Also, when net financial assets (savings) are being ‘supplied’ by deficit spending there it that much less need to borrow
for the same spending, and, in any case, the deficit spending can reduce what would have otherwise been borrowed to spend by that amount.
The amounts all depend on who gets the deficit spending. If the man in the moon wins the national lottery and gets $1T in deficit spending and just rolls it in t bills there is no further economic/financial effect on anything, to use the extreme example to make the point.
In general, the current deficit spending is functioning to allow more consumption out of income rather than out of savings/debt as income and net financial assets are added to the economy. The Fed’s financial burdens ratios are coming down, and financial equity is being restored.
Agonizingly and irresponsibly slowly.
It’s a disgrace to the economics profession that they haven’t figured out how to sustain demand when all it takes
are a few spread sheet entries by govt.

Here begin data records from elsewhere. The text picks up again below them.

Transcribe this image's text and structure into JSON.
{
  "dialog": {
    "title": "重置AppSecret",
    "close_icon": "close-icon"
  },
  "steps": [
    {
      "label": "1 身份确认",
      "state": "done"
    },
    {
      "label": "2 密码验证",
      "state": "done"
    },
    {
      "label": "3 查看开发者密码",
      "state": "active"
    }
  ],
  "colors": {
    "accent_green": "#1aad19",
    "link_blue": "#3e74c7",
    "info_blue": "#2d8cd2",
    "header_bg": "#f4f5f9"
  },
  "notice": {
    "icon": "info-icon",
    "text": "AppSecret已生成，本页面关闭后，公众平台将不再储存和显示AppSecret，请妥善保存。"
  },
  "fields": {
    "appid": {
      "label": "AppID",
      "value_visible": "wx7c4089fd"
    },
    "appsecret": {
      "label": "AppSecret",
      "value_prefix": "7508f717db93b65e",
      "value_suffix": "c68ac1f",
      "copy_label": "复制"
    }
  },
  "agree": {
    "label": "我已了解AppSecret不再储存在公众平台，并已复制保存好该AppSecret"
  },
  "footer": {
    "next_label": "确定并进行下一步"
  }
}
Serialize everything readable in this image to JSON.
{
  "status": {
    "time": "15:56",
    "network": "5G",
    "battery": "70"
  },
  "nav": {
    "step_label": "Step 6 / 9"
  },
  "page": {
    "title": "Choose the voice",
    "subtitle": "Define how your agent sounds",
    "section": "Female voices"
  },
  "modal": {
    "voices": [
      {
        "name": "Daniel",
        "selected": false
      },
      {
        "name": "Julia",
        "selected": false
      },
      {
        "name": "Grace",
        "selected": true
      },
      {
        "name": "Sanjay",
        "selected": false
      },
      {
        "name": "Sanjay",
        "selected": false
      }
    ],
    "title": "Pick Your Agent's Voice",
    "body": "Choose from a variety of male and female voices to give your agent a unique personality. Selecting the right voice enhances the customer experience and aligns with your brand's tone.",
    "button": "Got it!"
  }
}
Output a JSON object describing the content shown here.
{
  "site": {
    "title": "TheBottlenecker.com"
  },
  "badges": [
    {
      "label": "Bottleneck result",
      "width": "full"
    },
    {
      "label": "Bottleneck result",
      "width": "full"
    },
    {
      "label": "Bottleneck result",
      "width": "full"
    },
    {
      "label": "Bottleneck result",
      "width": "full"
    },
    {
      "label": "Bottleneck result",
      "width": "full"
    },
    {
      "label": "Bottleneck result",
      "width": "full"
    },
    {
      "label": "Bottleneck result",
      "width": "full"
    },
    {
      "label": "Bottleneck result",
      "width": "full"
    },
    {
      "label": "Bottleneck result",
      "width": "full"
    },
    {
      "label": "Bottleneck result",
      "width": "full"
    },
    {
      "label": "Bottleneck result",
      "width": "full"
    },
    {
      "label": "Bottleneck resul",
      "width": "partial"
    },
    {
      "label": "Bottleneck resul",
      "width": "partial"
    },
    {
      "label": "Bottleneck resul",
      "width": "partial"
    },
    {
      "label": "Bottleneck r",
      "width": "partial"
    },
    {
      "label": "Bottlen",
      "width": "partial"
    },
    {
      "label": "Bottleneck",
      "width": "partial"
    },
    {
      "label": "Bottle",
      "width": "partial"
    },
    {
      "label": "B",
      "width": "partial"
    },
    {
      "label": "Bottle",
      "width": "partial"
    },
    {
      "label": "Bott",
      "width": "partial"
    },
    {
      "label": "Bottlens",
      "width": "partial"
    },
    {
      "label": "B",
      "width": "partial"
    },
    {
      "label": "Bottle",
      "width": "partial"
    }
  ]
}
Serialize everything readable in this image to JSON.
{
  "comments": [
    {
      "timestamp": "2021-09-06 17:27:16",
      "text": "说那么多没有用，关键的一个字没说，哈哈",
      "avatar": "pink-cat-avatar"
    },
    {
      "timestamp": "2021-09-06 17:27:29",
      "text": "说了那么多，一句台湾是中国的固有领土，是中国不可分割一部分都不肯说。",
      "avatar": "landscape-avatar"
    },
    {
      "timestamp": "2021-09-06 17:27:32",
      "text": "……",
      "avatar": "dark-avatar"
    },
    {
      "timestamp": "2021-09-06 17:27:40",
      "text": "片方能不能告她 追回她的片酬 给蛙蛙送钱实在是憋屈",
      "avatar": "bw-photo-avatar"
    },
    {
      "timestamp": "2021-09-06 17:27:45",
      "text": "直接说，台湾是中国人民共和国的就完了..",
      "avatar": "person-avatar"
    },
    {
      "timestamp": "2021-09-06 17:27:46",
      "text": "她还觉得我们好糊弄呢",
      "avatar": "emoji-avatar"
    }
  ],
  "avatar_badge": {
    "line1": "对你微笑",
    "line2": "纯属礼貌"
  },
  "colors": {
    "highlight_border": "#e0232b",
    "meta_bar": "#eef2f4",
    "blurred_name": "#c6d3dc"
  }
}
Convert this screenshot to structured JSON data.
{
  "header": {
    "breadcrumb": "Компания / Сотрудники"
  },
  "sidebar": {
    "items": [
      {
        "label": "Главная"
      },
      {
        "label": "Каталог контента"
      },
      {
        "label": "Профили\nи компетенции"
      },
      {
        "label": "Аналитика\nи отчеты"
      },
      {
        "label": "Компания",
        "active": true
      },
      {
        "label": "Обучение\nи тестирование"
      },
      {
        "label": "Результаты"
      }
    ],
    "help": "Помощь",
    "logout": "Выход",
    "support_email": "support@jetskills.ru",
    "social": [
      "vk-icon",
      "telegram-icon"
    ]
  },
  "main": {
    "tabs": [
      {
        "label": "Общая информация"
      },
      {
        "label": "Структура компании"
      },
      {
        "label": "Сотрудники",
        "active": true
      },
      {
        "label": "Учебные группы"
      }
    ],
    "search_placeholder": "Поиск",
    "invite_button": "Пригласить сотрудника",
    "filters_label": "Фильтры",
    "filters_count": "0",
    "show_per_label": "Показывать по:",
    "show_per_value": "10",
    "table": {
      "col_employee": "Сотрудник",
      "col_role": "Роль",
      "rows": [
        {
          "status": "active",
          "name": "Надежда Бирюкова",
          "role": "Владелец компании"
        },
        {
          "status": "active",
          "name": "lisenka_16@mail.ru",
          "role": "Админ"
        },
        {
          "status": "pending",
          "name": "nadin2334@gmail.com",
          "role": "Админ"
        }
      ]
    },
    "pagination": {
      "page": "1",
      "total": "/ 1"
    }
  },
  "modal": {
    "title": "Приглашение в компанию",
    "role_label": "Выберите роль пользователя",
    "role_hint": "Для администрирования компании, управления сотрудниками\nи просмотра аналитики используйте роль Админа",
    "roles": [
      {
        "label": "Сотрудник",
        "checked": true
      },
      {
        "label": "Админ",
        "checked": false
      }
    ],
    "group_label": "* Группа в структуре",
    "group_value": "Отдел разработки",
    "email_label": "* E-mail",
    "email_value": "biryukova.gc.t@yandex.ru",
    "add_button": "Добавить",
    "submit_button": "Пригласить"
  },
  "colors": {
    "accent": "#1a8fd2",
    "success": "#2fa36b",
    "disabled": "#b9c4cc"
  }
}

I could teach any third grader to do it in 15 minutes.
Yesterday we got a live Presidential announcement over $2.4 billion in new clean energy spending to create 2,000 jobs.
With over 15 million unemployed and an annual shortfall of aggregate demand that’s could be well over $1 trillion.
In November total credit dropped 8.5% annualized rate, and while auto-related nonrevolving loans dropped a mere -2.9%, revolving credit plunged 18.5% annualized. This is a full blown consumer borrowing revolt.
Here is the month over month change in total consumer credit:
A chart of total consumer credit: in November it was at $2.464 trillion, after a record 10 sequential months of decline.